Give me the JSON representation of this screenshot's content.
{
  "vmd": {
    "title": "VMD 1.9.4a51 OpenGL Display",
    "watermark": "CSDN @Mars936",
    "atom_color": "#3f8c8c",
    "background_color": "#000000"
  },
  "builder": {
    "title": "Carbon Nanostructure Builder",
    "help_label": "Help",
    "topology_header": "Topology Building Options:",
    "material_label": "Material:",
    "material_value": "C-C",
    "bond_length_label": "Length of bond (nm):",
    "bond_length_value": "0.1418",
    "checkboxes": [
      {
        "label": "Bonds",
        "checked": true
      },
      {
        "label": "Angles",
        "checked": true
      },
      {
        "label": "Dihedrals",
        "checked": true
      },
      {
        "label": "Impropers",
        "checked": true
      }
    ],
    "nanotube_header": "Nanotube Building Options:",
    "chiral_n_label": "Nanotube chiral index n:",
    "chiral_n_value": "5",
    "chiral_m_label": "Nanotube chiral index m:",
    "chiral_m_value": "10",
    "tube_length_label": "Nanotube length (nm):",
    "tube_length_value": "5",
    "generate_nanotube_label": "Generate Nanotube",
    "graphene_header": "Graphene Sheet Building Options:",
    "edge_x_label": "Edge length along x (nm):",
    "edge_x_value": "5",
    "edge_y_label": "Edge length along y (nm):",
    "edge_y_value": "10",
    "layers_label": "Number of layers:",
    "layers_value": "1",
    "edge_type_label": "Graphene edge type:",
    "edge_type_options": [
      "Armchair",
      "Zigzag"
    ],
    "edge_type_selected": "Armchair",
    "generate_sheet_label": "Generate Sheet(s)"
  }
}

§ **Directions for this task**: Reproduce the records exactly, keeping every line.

§ **Response area**:
Give me the JSON representation of this screenshot's content.
{
  "vmd": {
    "title": "VMD 1.9.4a51 OpenGL Display",
    "watermark": "CSDN @Mars936",
    "atom_color": "#3f8c8c",
    "background_color": "#000000"
  },
  "builder": {
    "title": "Carbon Nanostructure Builder",
    "help_label": "Help",
    "topology_header": "Topology Building Options:",
    "material_label": "Material:",
    "material_value": "C-C",
    "bond_length_label": "Length of bond (nm):",
    "bond_length_value": "0.1418",
    "checkboxes": [
      {
        "label": "Bonds",
        "checked": true
      },
      {
        "label": "Angles",
        "checked": true
      },
      {
        "label": "Dihedrals",
        "checked": true
      },
      {
        "label": "Impropers",
        "checked": true
      }
    ],
    "nanotube_header": "Nanotube Building Options:",
    "chiral_n_label": "Nanotube chiral index n:",
    "chiral_n_value": "5",
    "chiral_m_label": "Nanotube chiral index m:",
    "chiral_m_value": "10",
    "tube_length_label": "Nanotube length (nm):",
    "tube_length_value": "5",
    "generate_nanotube_label": "Generate Nanotube",
    "graphene_header": "Graphene Sheet Building Options:",
    "edge_x_label": "Edge length along x (nm):",
    "edge_x_value": "5",
    "edge_y_label": "Edge length along y (nm):",
    "edge_y_value": "10",
    "layers_label": "Number of layers:",
    "layers_value": "1",
    "edge_type_label": "Graphene edge type:",
    "edge_type_options": [
      "Armchair",
      "Zigzag"
    ],
    "edge_type_selected": "Armchair",
    "generate_sheet_label": "Generate Sheet(s)"
  }
}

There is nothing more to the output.